This at least ensured I was well tooled up by the time my guys turned up on a suitable tile. Plus, during my Threat Phase I was able to pray to the dice Gods for an 11, which would let me spawn as many of the little fuckers anywhere I damn well liked. More about Threat Phase in a minute. Actually, It’s probably easier to show you.
Bring on the pics!
Four tiles placed meant at this point we were four moves in. The human player uses a movement point to explore an opening, the demon player gets to place the tile, directing the condemned warriors around the catacombs. No demons on the board yet.
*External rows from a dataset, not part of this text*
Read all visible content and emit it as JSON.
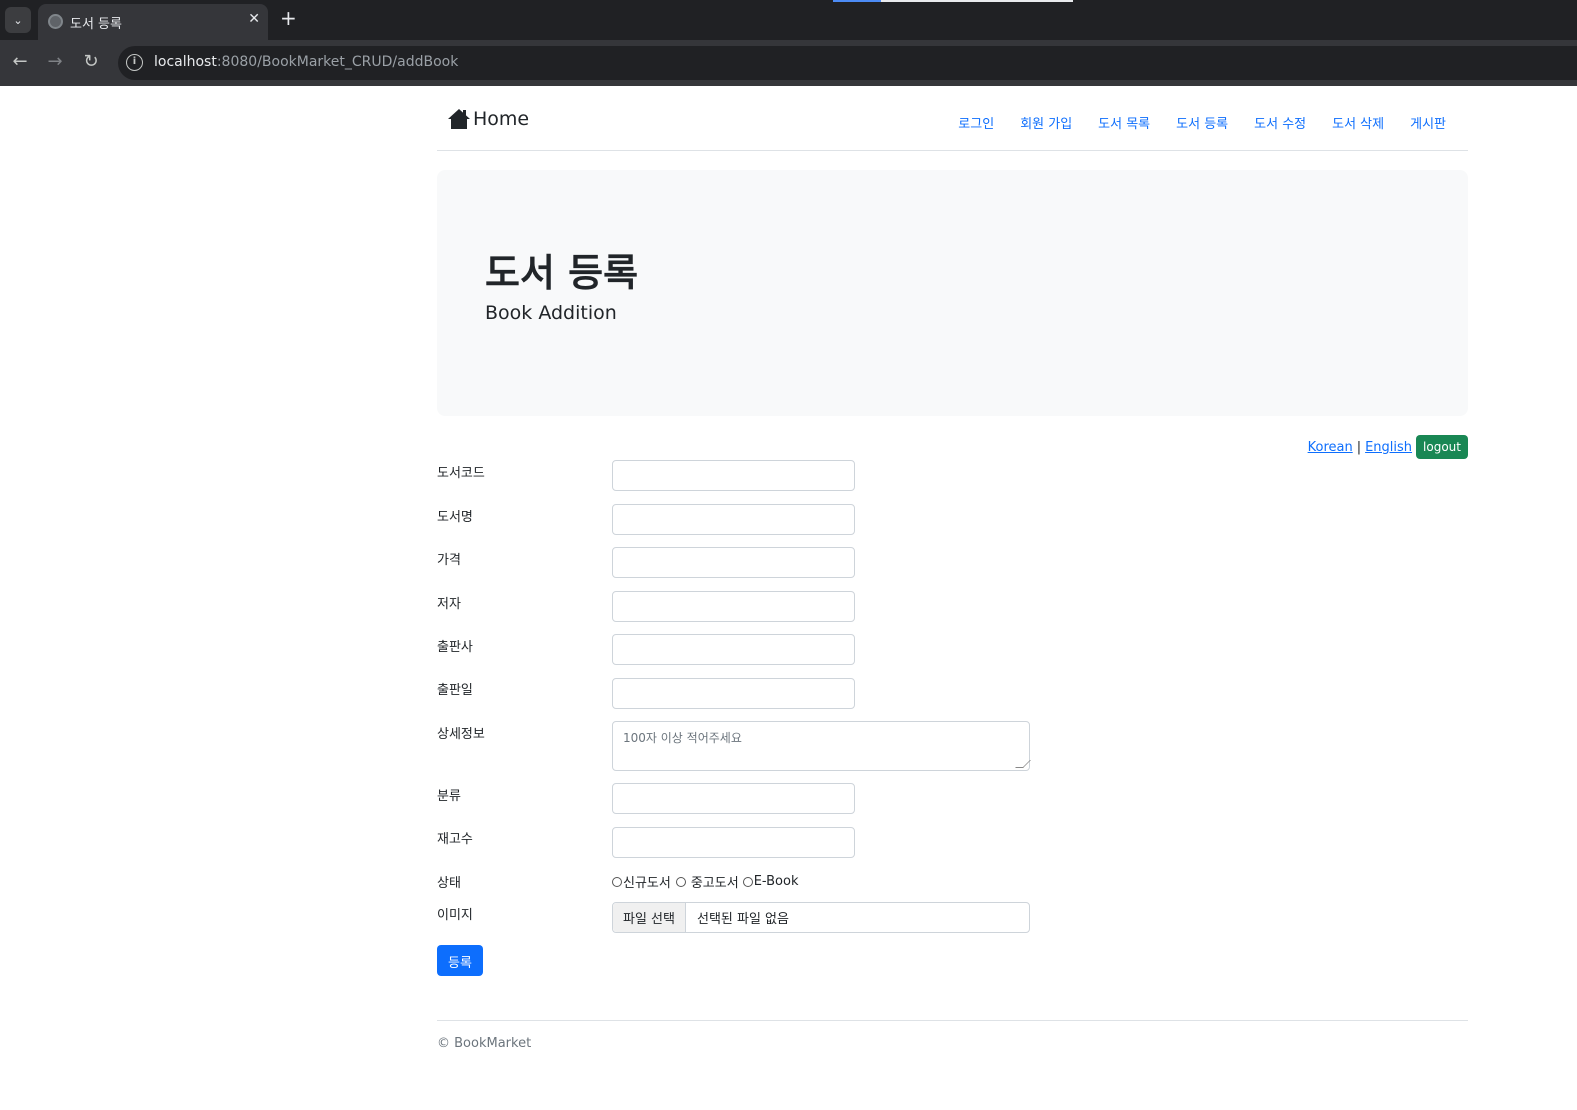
{
  "browser": {
    "tab_title": "도서 등록",
    "url_host": "localhost",
    "url_rest": ":8080/BookMarket_CRUD/addBook",
    "new_tab": "+",
    "close": "✕",
    "tab_menu": "⌄"
  },
  "navbar": {
    "brand": "Home",
    "links": [
      "로그인",
      "회원 가입",
      "도서 목록",
      "도서 등록",
      "도서 수정",
      "도서 삭제",
      "게시판"
    ]
  },
  "jumbotron": {
    "title": "도서 등록",
    "subtitle": "Book Addition"
  },
  "lang": {
    "korean": "Korean",
    "separator": "|",
    "english": "English",
    "logout": "logout"
  },
  "form": {
    "fields": [
      {
        "label": "도서코드",
        "value": ""
      },
      {
        "label": "도서명",
        "value": ""
      },
      {
        "label": "가격",
        "value": ""
      },
      {
        "label": "저자",
        "value": ""
      },
      {
        "label": "출판사",
        "value": ""
      },
      {
        "label": "출판일",
        "value": ""
      },
      {
        "label": "상세정보",
        "placeholder": "100자 이상 적어주세요"
      },
      {
        "label": "분류",
        "value": ""
      },
      {
        "label": "재고수",
        "value": ""
      },
      {
        "label": "상태"
      },
      {
        "label": "이미지"
      }
    ],
    "condition_options": [
      "신규도서",
      "중고도서",
      "E-Book"
    ],
    "file_button": "파일 선택",
    "file_status": "선택된 파일 없음",
    "submit": "등록"
  },
  "footer": {
    "text": "© BookMarket"
  },
  "colors": {
    "primary": "#0d6efd",
    "success": "#198754",
    "jumbotron_bg": "#f8f9fa"
  }
}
This is my (the demon player’s) Board of Destiny in play. Rolling three dice (occasionally more or less depending on various circumstances) I freely place the die scores on events of my choice, triggering bonuses. Here I’m using a double 6 to have one of the human’s suffer a hit. The 3 is placed so one of my Trogs can up his MVT by 1 on the next go. The Board of Destiny made sure my early spells of downtime weren’t wasted. I could still affect play.
Hits are applied to the human player’s characters with little red pegs that eliminate a line of statistics. During the human’s initiative phase, die scores determine each characters MVT, CBT, and DEF scores. If enough hits are sustained, characters can be rendered immobile and defenseless as each hit eliminates each available stat line in turn. This gave a great impression of being wounded.
Awesome! Demons are on the board. Pick a target, roll for attack, apply hits if necessary. There are a couple of nice event cards for the demons to use during combat. Trogs are weak and are removed from the game after one hit (they can be replenished at will) so bonuses such as ‘suicide attack’ (+2 CBT) or ‘tough trog’ (+3 DEF) are handy to hoard early on.
‘Demonic possession’ was my favourite, though. Trust no-one!
In the scenario we played (there are six in the rulebook) the objective for the humans was to merely escape. And, after ten turns, the exit tile is placed. So, despite the large size of the tiles, this is as much room as Claustrophobia takes up in most game modes. The routes are rarely as labyrinthine as the back story would like you to believe, but it is an eventful, pleasantly short journey.
We drink beer, tea, or coffee while we play. Notice the lack of ash tray. Cool kids don’t smoke.
The board was rarely over populated or busy due to the fragile nature of the one hit wonder Trogs. What took a little more spunk out of the humans, though, was this guy:
Underground Hunter is fucking badass. Stats chosen according to the scenario. Him and two tough troglodytes took the game for me, one tile from the exit. Talk about the 11th hour.
That’s it. I’m pretty sure I did a disgraceful job of describing Claustrophobia. I’m more than happy to discuss my experience on Twitter though (@SonAndGames). This was a pretty one-sided playthrough from the point of view of the demons, when I play as the humans I’ll have a better view of the game.
As it stands though, Claustrophobia is bloody good. Seems to have a long life thanks to the six scenarios in the book (more on the official website), which can be played from either side, effectively doubling the life span. Recommended.